    I know when it happened to me, I was ashamed. I felt stupid and responsible. I kept playing it over in my head what I did wrong and what I didn’t pick up when I “should have.” I also didn’t want to be touched. It took for me to allow someone to hold my hand. Simple demonstrations of kindness were almost unbearable. Simple sentences and simple questions worked best. I still get emotional just allowing myself to be in the present and think about this question. I’m glad it was asked.

  • http://feministing.com/members/amewborn/ Anahvia

    As I have written in other places: As I did say at the beginning of my piece, this is a personal recount, not a bunch of things I pulled out of thin air. As with all personal experiences, things WILL NOT apply to every single person. Anyone is more than welcome to disagree. If you don’t agree with my reasons, that’s your right and I’m not upset about it.

    -Writer of the article

  • http://feministing.com/members/bennett/ Bennett

    I didnt really find the article and its questions all that engaging.
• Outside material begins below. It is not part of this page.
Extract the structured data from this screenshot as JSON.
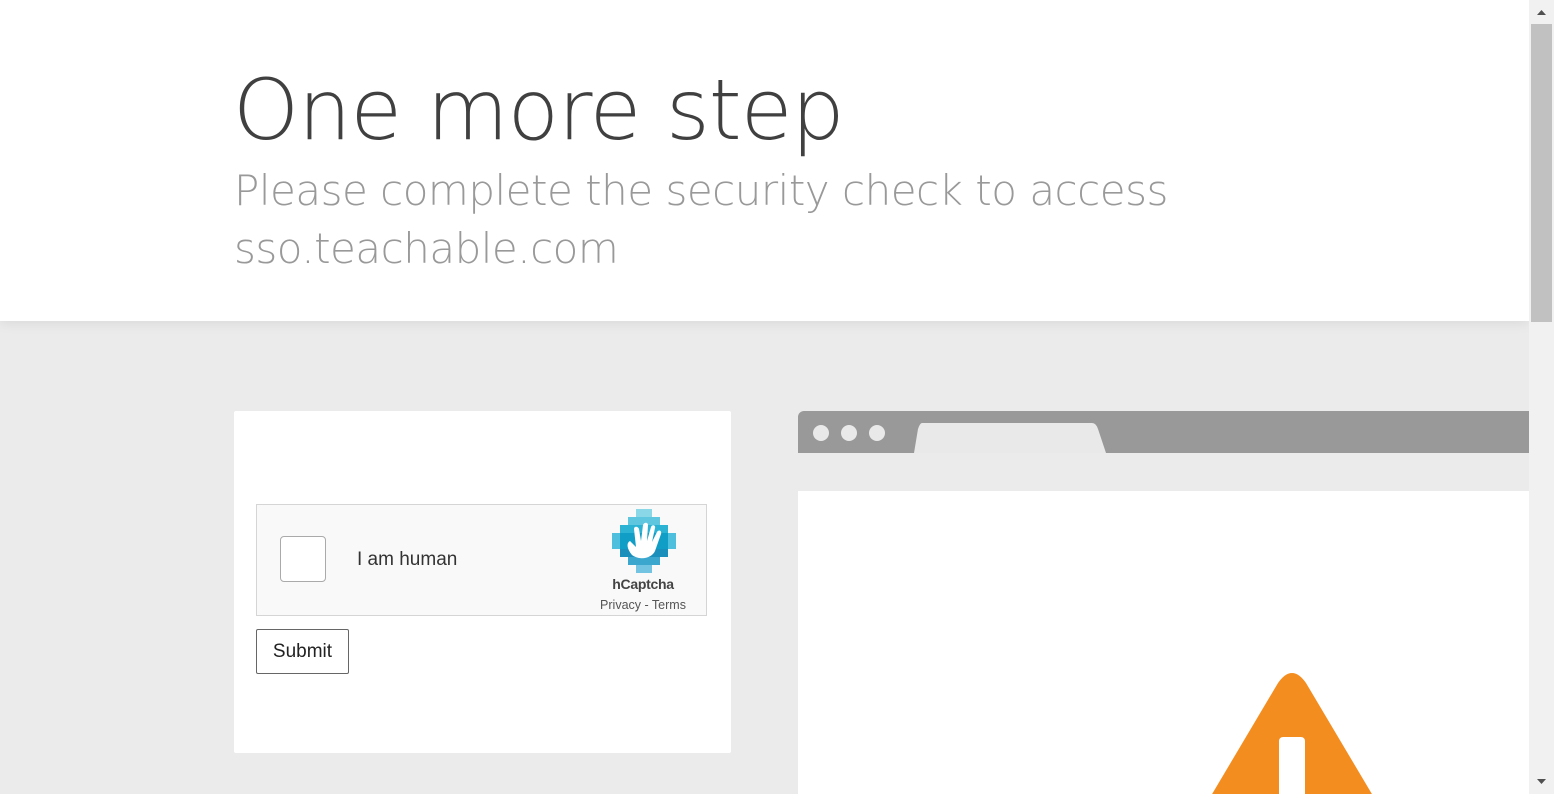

My only experience with sexual abuse was with a partner, and she was quite drunk at the time. I was also high, and even to this day I admit it most likely happened because in my altered state I wasn’t able to really be very stern about not wanting anything. Does either of our states excuse what occurred? Of course not, but it is something to be understood when understanding how the whole case went down.

    Past that I only see most of these questions being of issue when the wrong tone is used. Im happy to explain why I dont like to talk about it, why I shared it with you now, and how it could have been better or worse.

  • http://feministing.com/members/amewborn/ Anahvia

    Bennett I am grateful for your criticisms and opinions on my piece. I respect that you didn’t find my article engaging. I don’t want anyone to think that I am trying to be the end-all-be-all. Tone is an important factor which I neglected to mention in my original piece. Again, it came from my own personal experiences with 18 and 19 year olds, and I will be the first to admit that at that age we aren’t necessarily mature enough to think before we speak or to think of the other person’s feelings. What started as an article in the magazine I write for gained more widespread attention and more people outside of that 18/19 year old college student culture have read my piece. I hadn’t thought of tone because those reactions and the tones used were ones I am used to hearing. When I read those phrases the negative tones are default, I would’ve never imagined them any other way (because I’ve never heard them any other way). And from the supportive friends I do have, none of them said anything on this list at all, or anything else insensitive, so I drew off of personal experiences. I do think that reception of this is largely subjective, as I have gotten feedback from people ranging from 100% agreement to 100% disagreement. I appreciate any and all comments. I apologize if my previous comment seemed harsh or unreceptive to criticism.